Exterior finishing materials 26 such as weather barriers, insulation, exterior cladding and exterior insulation and finishing systems (EIFS) are mounted on the polyester fabric layer 16 of the composite layer 12 with the bonding material 24 applied to the polyester fabric layer 16. The quality of the bond is determined by the tensile strength of the bond. Higher tensile strengths indicate stronger bonds. Bonding materials 24 preferred for use in conjunction with the composite membrane 12 have tensile strengths of at least 7.5 psi at room temperature, 7.0 psi at 120░ F., and 3.7 psi at 0░ F.
The preferred bonding materials 24
for use with the composite membrane 12
are NC II Base Coat, Standard Basecoat, Senerquick Adhesive and Alpha Dry Basecoat. The tensile strength of bonds formed between the composite membrane 12
and these preferred bonding materials 24
were measured. The results of these measurements are set forth in Table I below.
|TABLE I |
|Average Tensile || || ||Senerquick ||Alpha |
|Strength in psi ||NCII Base Coat ||Standard Basecoat ||Adhesive ||Dry Basecoat |
|@ Room ||18.0-22.0 ||19.0-25.0 ||7.5-9.1 ||19.3-20.9 |
|Temperature ||(20.0 +/− 2.0) ||(22.0 +/− 3.0) ||(8.3 +/− 0.8) ||(20.1 +/− 0.8) |
|70░ F.) |
|@ 120░ F. ||18.0-22.0 ||17.0-21.0 ||7.0-11.0 ||15.0-21.0 |
| ||(20.0 +/− 2.0) ||(19.0 +/− 2.0) ||(9.0 +/− 2.0) ||(18.0 +/− 3.0) |
|@ 0░ F. ||17.0-19.0 ||17.0-23.0 ||3.7-4.9 ||18.0-22.0 |
| ||(18.0 +/− 1.0) ||(20.0 +/− 3.0) ||(4.3 +/− 0.6) ||(20.0 +/− 2.0) |
The composition of the preferred bonding materials is set forth in Table II below.
|Bonding Material ||Weight % of Components |
|NCII Base Coat ||Kaolin || 1.0-2.0% |
| ||Water || 1.5-20.0% |
| ||Acrylic Polymer ||10.0-15.0% |
| ||Crystalline Silica ||55.0-65.0% |
| ||Feldspar || 1.0-5.0% |
| ||Mica || 1.0-5.0% |
|Standard Basecoat ||Crystalline silica ||45.0-70.0% |
| ||Acrylic Polymer || 5.0-30.0% |
| ||Talc || 0.0-15.0% |
| ||Water ||Balance |
|Senerquick Adhesive ||Acrylic Polymer ||15.0-20.0% |
| ||Water ||35.0-40.0% |
| ||Calcium Carbonate ||40.0-45.0% |
|Alpha Dry Basecoat ||Silica, crystalline quartz ||40.0-55.0% |
| ||Portland Cement ||35.0-45.0% |
| ||Calcium Carbonate || 2.0-5.0% |
| ||Fly Ash || 1.0-3.0% |
| ||Polymer ||Balance |
The tensile strength of the bond is also indicative of the wind load strength of the bond. Consequentially, the high tensile strength of the bonds between the polyester fabric layer 16 and the bonding material 24 translates into higher wind resistance.

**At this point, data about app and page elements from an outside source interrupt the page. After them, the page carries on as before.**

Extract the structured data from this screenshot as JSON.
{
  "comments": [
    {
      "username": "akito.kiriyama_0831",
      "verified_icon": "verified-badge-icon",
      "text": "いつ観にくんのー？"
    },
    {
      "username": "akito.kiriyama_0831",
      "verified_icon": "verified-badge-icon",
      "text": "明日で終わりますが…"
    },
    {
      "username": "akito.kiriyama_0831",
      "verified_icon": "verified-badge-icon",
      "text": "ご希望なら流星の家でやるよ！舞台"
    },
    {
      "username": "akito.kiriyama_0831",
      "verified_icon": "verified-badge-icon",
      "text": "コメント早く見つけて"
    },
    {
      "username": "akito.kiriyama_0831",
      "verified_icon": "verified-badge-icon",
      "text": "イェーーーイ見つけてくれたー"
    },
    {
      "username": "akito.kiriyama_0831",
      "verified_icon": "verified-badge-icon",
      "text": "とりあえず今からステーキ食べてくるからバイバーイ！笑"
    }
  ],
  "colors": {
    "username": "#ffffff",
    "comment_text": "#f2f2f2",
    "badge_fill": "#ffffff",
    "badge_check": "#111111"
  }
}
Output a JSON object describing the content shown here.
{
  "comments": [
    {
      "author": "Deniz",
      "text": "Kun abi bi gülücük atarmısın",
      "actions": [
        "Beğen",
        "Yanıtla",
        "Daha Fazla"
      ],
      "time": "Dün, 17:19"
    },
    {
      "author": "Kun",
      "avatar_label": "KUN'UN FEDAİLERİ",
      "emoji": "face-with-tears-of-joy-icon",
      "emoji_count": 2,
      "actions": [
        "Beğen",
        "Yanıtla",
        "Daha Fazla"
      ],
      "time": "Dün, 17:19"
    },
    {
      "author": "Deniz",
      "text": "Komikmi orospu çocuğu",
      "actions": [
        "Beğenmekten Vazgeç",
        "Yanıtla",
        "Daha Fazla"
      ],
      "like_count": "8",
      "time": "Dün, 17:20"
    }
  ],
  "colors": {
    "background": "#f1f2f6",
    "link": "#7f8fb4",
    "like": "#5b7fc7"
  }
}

The tensile strength of adhesive bonds formed with the preferred bonding materials 24 listed above are sufficient to support several layers of exterior finishing materials 26, or exterior finishing systems formed of multiple layers of materials such as insulation 28 and exterior cladding 30 as depicted in FIG. 4.
Many changes and modifications may also be made to the invention without departing from the spirit thereof. The scope of the changes will become apparent from the appended claims.